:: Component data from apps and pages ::
Segment Open

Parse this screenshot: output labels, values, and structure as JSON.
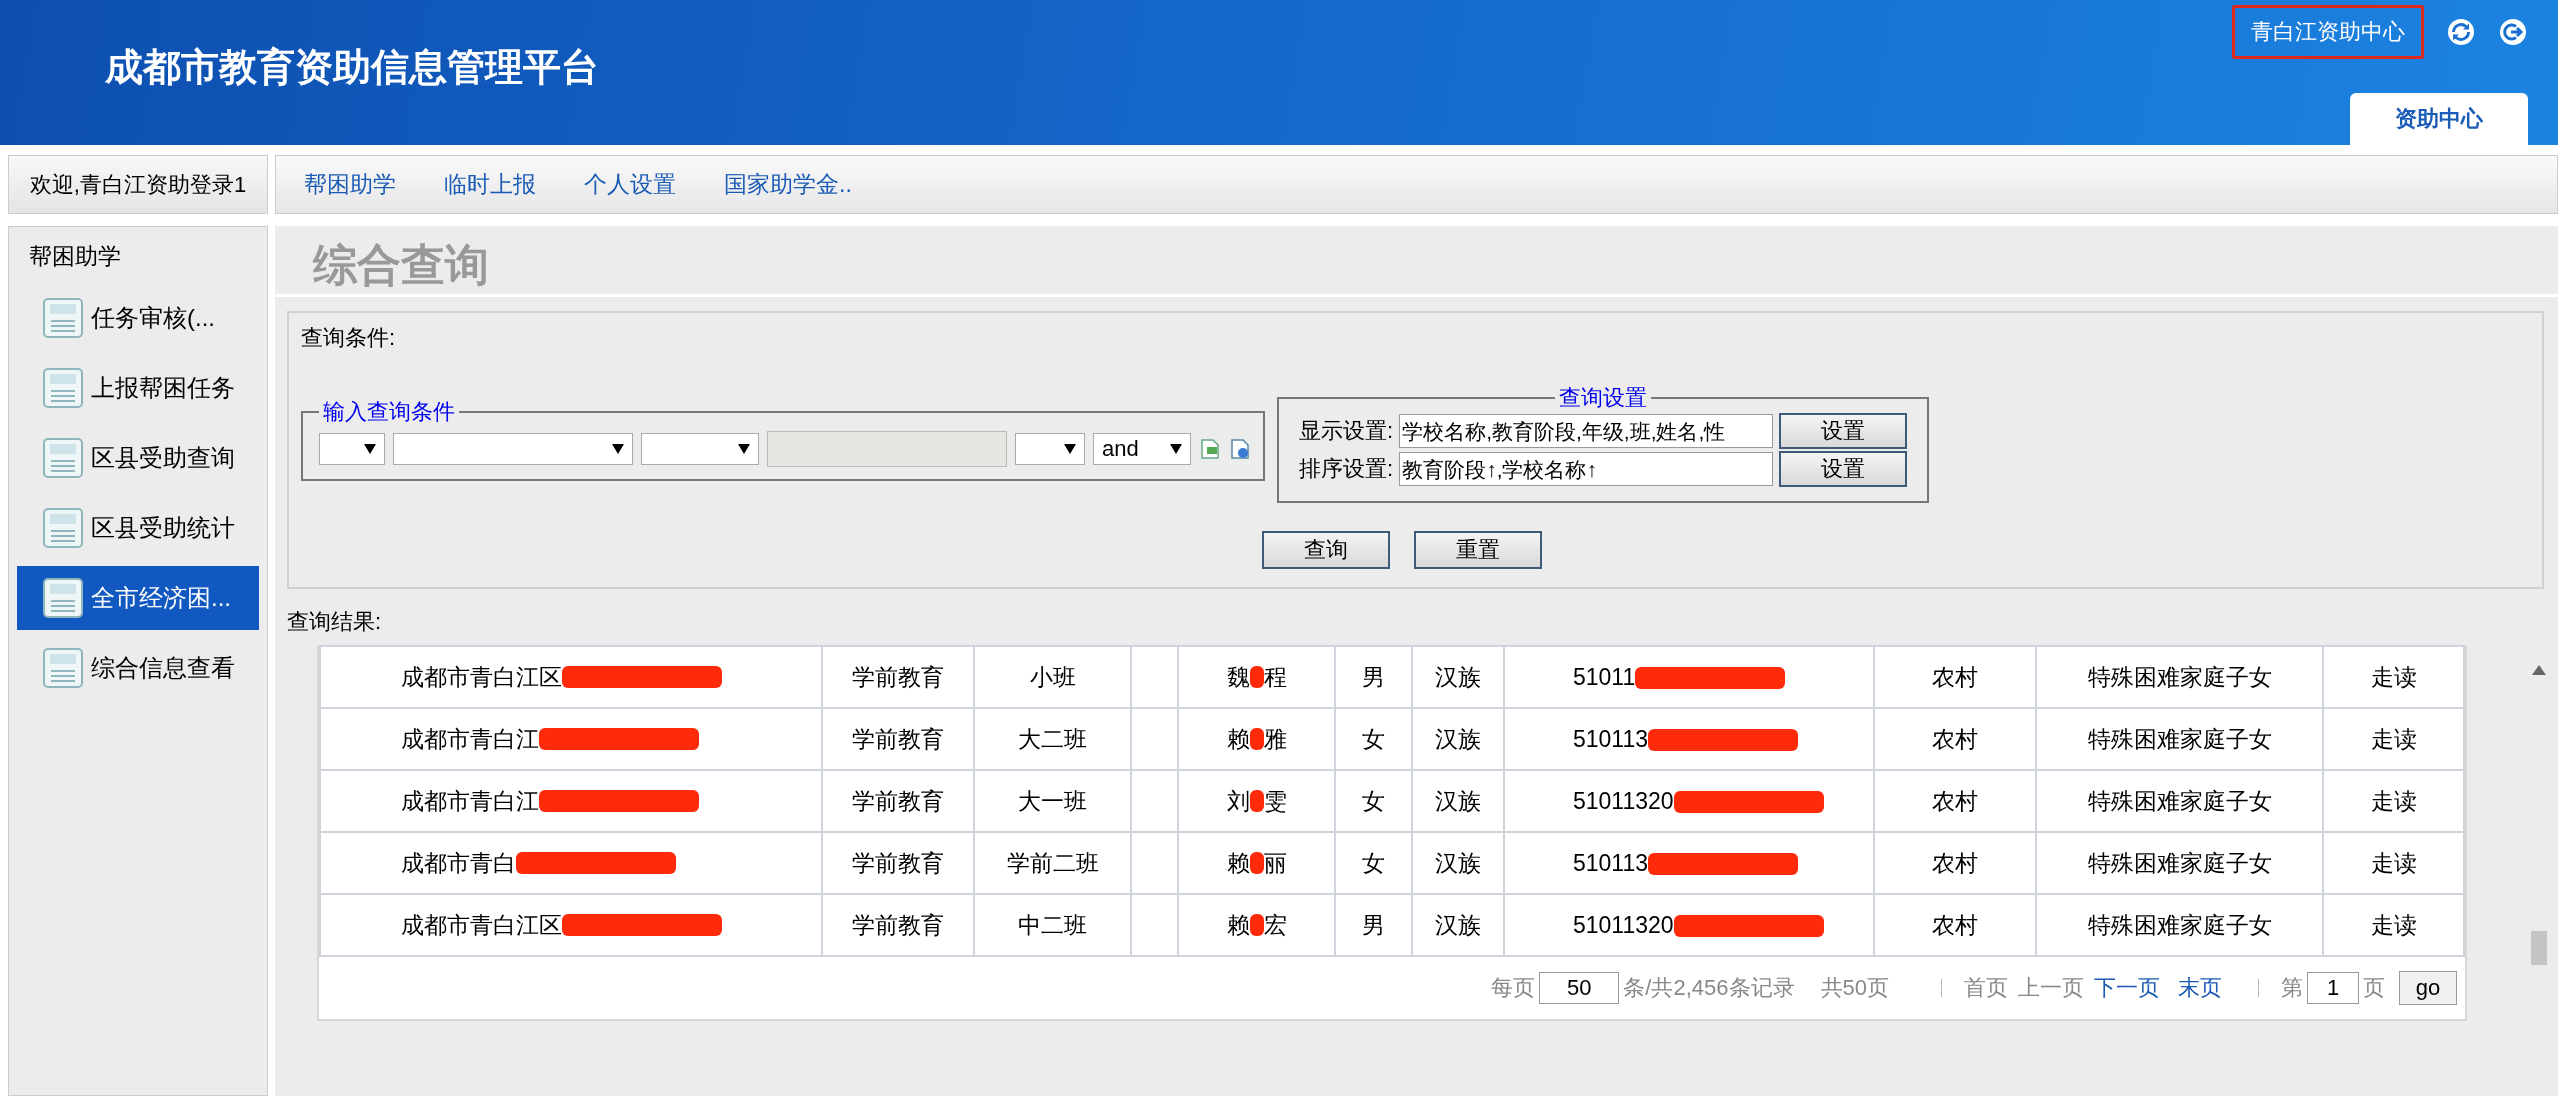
{
  "header": {
    "title": "成都市教育资助信息管理平台",
    "user_center": "青白江资助中心",
    "tab": {
      "label": "资助中心",
      "selected": true
    }
  },
  "welcome": "欢迎,青白江资助登录1",
  "nav": [
    {
      "label": "帮困助学"
    },
    {
      "label": "临时上报"
    },
    {
      "label": "个人设置"
    },
    {
      "label": "国家助学金.."
    }
  ],
  "sidebar": {
    "title": "帮困助学",
    "items": [
      {
        "label": "任务审核(...",
        "selected": false
      },
      {
        "label": "上报帮困任务",
        "selected": false
      },
      {
        "label": "区县受助查询",
        "selected": false
      },
      {
        "label": "区县受助统计",
        "selected": false
      },
      {
        "label": "全市经济困...",
        "selected": true
      },
      {
        "label": "综合信息查看",
        "selected": false
      }
    ]
  },
  "page_title": "综合查询",
  "query": {
    "label": "查询条件:",
    "conditions_legend": "输入查询条件",
    "logic_select": "and",
    "settings_legend": "查询设置",
    "settings": [
      {
        "label": "显示设置:",
        "value": "学校名称,教育阶段,年级,班,姓名,性",
        "button": "设置"
      },
      {
        "label": "排序设置:",
        "value": "教育阶段↑,学校名称↑",
        "button": "设置"
      }
    ],
    "buttons": [
      "查询",
      "重置"
    ]
  },
  "results_label": "查询结果:",
  "table": {
    "rows": [
      {
        "school": "成都市青白江区",
        "stage": "学前教育",
        "class": "小班",
        "name_first": "魏",
        "name_last": "程",
        "sex": "男",
        "ethnicity": "汉族",
        "id": "51011",
        "area": "农村",
        "category": "特殊困难家庭子女",
        "lodging": "走读"
      },
      {
        "school": "成都市青白江",
        "stage": "学前教育",
        "class": "大二班",
        "name_first": "赖",
        "name_last": "雅",
        "sex": "女",
        "ethnicity": "汉族",
        "id": "510113",
        "area": "农村",
        "category": "特殊困难家庭子女",
        "lodging": "走读"
      },
      {
        "school": "成都市青白江",
        "stage": "学前教育",
        "class": "大一班",
        "name_first": "刘",
        "name_last": "雯",
        "sex": "女",
        "ethnicity": "汉族",
        "id": "51011320",
        "area": "农村",
        "category": "特殊困难家庭子女",
        "lodging": "走读"
      },
      {
        "school": "成都市青白",
        "stage": "学前教育",
        "class": "学前二班",
        "name_first": "赖",
        "name_last": "丽",
        "sex": "女",
        "ethnicity": "汉族",
        "id": "510113",
        "area": "农村",
        "category": "特殊困难家庭子女",
        "lodging": "走读"
      },
      {
        "school": "成都市青白江区",
        "stage": "学前教育",
        "class": "中二班",
        "name_first": "赖",
        "name_last": "宏",
        "sex": "男",
        "ethnicity": "汉族",
        "id": "51011320",
        "area": "农村",
        "category": "特殊困难家庭子女",
        "lodging": "走读"
      }
    ]
  },
  "pagination": {
    "per_page_label": "每页",
    "per_page": "50",
    "records": "条/共2,456条记录",
    "pages": "共50页",
    "links": [
      {
        "label": "首页",
        "disabled": true
      },
      {
        "label": "上一页",
        "disabled": true
      },
      {
        "label": "下一页",
        "disabled": false
      },
      {
        "label": "末页",
        "disabled": false
      }
    ],
    "page_prefix": "第",
    "page": "1",
    "page_suffix": "页",
    "go": "go"
  }
}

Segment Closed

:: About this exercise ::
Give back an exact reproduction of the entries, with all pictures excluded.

:: Result of this task ::
Parse this screenshot: output labels, values, and structure as JSON.
{
  "header": {
    "title": "成都市教育资助信息管理平台",
    "user_center": "青白江资助中心",
    "tab": {
      "label": "资助中心",
      "selected": true
    }
  },
  "welcome": "欢迎,青白江资助登录1",
  "nav": [
    {
      "label": "帮困助学"
    },
    {
      "label": "临时上报"
    },
    {
      "label": "个人设置"
    },
    {
      "label": "国家助学金.."
    }
  ],
  "sidebar": {
    "title": "帮困助学",
    "items": [
      {
        "label": "任务审核(...",
        "selected": false
      },
      {
        "label": "上报帮困任务",
        "selected": false
      },
      {
        "label": "区县受助查询",
        "selected": false
      },
      {
        "label": "区县受助统计",
        "selected": false
      },
      {
        "label": "全市经济困...",
        "selected": true
      },
      {
        "label": "综合信息查看",
        "selected": false
      }
    ]
  },
  "page_title": "综合查询",
  "query": {
    "label": "查询条件:",
    "conditions_legend": "输入查询条件",
    "logic_select": "and",
    "settings_legend": "查询设置",
    "settings": [
      {
        "label": "显示设置:",
        "value": "学校名称,教育阶段,年级,班,姓名,性",
        "button": "设置"
      },
      {
        "label": "排序设置:",
        "value": "教育阶段↑,学校名称↑",
        "button": "设置"
      }
    ],
    "buttons": [
      "查询",
      "重置"
    ]
  },
  "results_label": "查询结果:",
  "table": {
    "rows": [
      {
        "school": "成都市青白江区",
        "stage": "学前教育",
        "class": "小班",
        "name_first": "魏",
        "name_last": "程",
        "sex": "男",
        "ethnicity": "汉族",
        "id": "51011",
        "area": "农村",
        "category": "特殊困难家庭子女",
        "lodging": "走读"
      },
      {
        "school": "成都市青白江",
        "stage": "学前教育",
        "class": "大二班",
        "name_first": "赖",
        "name_last": "雅",
        "sex": "女",
        "ethnicity": "汉族",
        "id": "510113",
        "area": "农村",
        "category": "特殊困难家庭子女",
        "lodging": "走读"
      },
      {
        "school": "成都市青白江",
        "stage": "学前教育",
        "class": "大一班",
        "name_first": "刘",
        "name_last": "雯",
        "sex": "女",
        "ethnicity": "汉族",
        "id": "51011320",
        "area": "农村",
        "category": "特殊困难家庭子女",
        "lodging": "走读"
      },
      {
        "school": "成都市青白",
        "stage": "学前教育",
        "class": "学前二班",
        "name_first": "赖",
        "name_last": "丽",
        "sex": "女",
        "ethnicity": "汉族",
        "id": "510113",
        "area": "农村",
        "category": "特殊困难家庭子女",
        "lodging": "走读"
      },
      {
        "school": "成都市青白江区",
        "stage": "学前教育",
        "class": "中二班",
        "name_first": "赖",
        "name_last": "宏",
        "sex": "男",
        "ethnicity": "汉族",
        "id": "51011320",
        "area": "农村",
        "category": "特殊困难家庭子女",
        "lodging": "走读"
      }
    ]
  },
  "pagination": {
    "per_page_label": "每页",
    "per_page": "50",
    "records": "条/共2,456条记录",
    "pages": "共50页",
    "links": [
      {
        "label": "首页",
        "disabled": true
      },
      {
        "label": "上一页",
        "disabled": true
      },
      {
        "label": "下一页",
        "disabled": false
      },
      {
        "label": "末页",
        "disabled": false
      }
    ],
    "page_prefix": "第",
    "page": "1",
    "page_suffix": "页",
    "go": "go"
  }
}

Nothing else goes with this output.